string(156) "Grave of Mark Sandman. Mark Sandman was born on September 24, 1952 and died in Giardini del Principe, Palestrina, Italy due to Heart attack on July 3, 1999."
string(174) "Grave of Bunk Johnson. Bunk Johnson was born on December 27, 1885 and died in 638 Franklin Street, New Iberia, Louisiana due to Lingering effects of a stroke on July 7, 1949."
Northampton-Accomack Memorial Hospital, Nassawadox, Virginia
Cause of Death:
Bethel Memorial Gardens
Claim to Fame:
Arthur William "Big Boy" Crudup was an American Delta blues singer, songwriter and guitarist. He is best known for his songs "That's All Right" (1946), "My Baby Left Me" and "So Glad You're Mine", later recorded by Elvis Presley in the mid-1950s. His songs "Mean Old 'Frisco Blues", "Who's Been Foolin' You" and "That's All Right" were popular in the South even though he did not tour regularly due to stage fright. These and his other songs "Rock Me Mama", "So Glad You're Mine", and "My Baby Left Me" have been recorded by many artists, including Slade, Elton John, Rod Stewart, Creedence Clearwater Revival and helped launch Elvis Presley's career. You would think that Crudup could sit back and enjoy living off the royalties - but that would not be the case. He was cheated out of his royalties his entire life by producer Lester Melrose and others as his catalog was sold to different record companies.
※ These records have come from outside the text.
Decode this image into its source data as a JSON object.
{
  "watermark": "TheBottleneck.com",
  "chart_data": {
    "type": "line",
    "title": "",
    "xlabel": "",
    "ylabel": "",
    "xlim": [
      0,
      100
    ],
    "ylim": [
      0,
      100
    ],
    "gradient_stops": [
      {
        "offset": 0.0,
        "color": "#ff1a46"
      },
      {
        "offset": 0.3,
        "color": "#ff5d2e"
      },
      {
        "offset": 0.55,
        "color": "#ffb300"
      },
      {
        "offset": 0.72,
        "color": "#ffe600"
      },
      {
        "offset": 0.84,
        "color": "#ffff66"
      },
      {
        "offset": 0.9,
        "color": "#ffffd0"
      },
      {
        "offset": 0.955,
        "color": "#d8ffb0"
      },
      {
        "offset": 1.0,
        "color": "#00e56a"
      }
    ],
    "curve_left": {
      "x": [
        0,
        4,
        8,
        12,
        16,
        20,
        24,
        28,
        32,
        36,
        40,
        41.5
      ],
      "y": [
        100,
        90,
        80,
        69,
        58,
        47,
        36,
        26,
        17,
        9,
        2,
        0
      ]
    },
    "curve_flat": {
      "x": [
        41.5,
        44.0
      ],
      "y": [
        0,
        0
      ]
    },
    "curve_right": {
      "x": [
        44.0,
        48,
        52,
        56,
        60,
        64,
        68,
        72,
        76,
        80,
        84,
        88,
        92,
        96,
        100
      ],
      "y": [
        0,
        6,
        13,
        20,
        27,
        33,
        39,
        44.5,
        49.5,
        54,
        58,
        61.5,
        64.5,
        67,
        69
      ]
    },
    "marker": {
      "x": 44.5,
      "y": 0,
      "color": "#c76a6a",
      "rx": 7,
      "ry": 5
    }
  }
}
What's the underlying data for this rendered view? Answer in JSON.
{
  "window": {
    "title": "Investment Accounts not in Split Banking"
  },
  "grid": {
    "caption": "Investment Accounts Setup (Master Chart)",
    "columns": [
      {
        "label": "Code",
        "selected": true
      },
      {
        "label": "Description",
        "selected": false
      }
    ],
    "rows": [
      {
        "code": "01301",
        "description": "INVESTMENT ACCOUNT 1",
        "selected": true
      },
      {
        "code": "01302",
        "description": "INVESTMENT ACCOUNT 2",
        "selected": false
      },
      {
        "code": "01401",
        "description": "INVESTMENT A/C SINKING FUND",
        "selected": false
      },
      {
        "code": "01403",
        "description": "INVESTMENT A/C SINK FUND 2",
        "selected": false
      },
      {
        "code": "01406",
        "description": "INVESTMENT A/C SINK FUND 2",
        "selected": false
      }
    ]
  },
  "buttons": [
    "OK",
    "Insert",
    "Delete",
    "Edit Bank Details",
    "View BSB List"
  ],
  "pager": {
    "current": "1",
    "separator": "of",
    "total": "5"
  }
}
After making a living outside of music, in the late 1960s Crudup was “rediscovered,” and, for the first time in his career, he was playing concerts with large audiences, mostly at colleges. He played such venues as the Newport Jazz Festival and the Mariposa Folk Festival and even traveled to Europe where he was enthusiastically received. Just before he died Arthur was touring with Bonnie Raitt. He was finally beginning to get the recognition he richly deserved, but not the money. Arthur “Big Boy” Crudup died of a stroke on March 28, 1974. He never collected his due.
The Rest of the Story
After Arthur Crudup passed away, his heirs placed a lien on the owners of the Crudup musical copyrights Hill & Range publishing company. When Hill and Range began negotiations to sell their catalogue to Chappell Music, Chappell refused to move forward with the deal until the back royalty payments dispute was resolved. Hill & Range quickly contacted Dick Waterman and the Crudup Estate as Hill and Range now had the motivation to settle. According to Waterman, the very first check was signed over to the Estate for just over $248,000.00, over four times what they been unwilling to pay just a few years earlier.
Waterman estimates that the Crudup estate has received over three million dollars in royalties over the last several decades. Waterman said that he regrets that Arthur never got to see a penny of it, the catalogue is still incredibly valuable. Artists in many genres continue to record Crudup’s songs with success and film makers wanting to cover the story of Elvis Presley are hard-pressed to make the story without including Elvis’ version of Crudup’s “That’s All Right”.
Final Resting Place:
Bethel Memorial Gardens
6521 Short Street
Franktown, Virginia, 23354
Grave Location Description
As you enter the cemetery, park your car at the sign at the entrance. Walk 11 rows from the road and 21 spaces from the dirt path and there you will find blues legend Arthur “Big Boy” Crudup.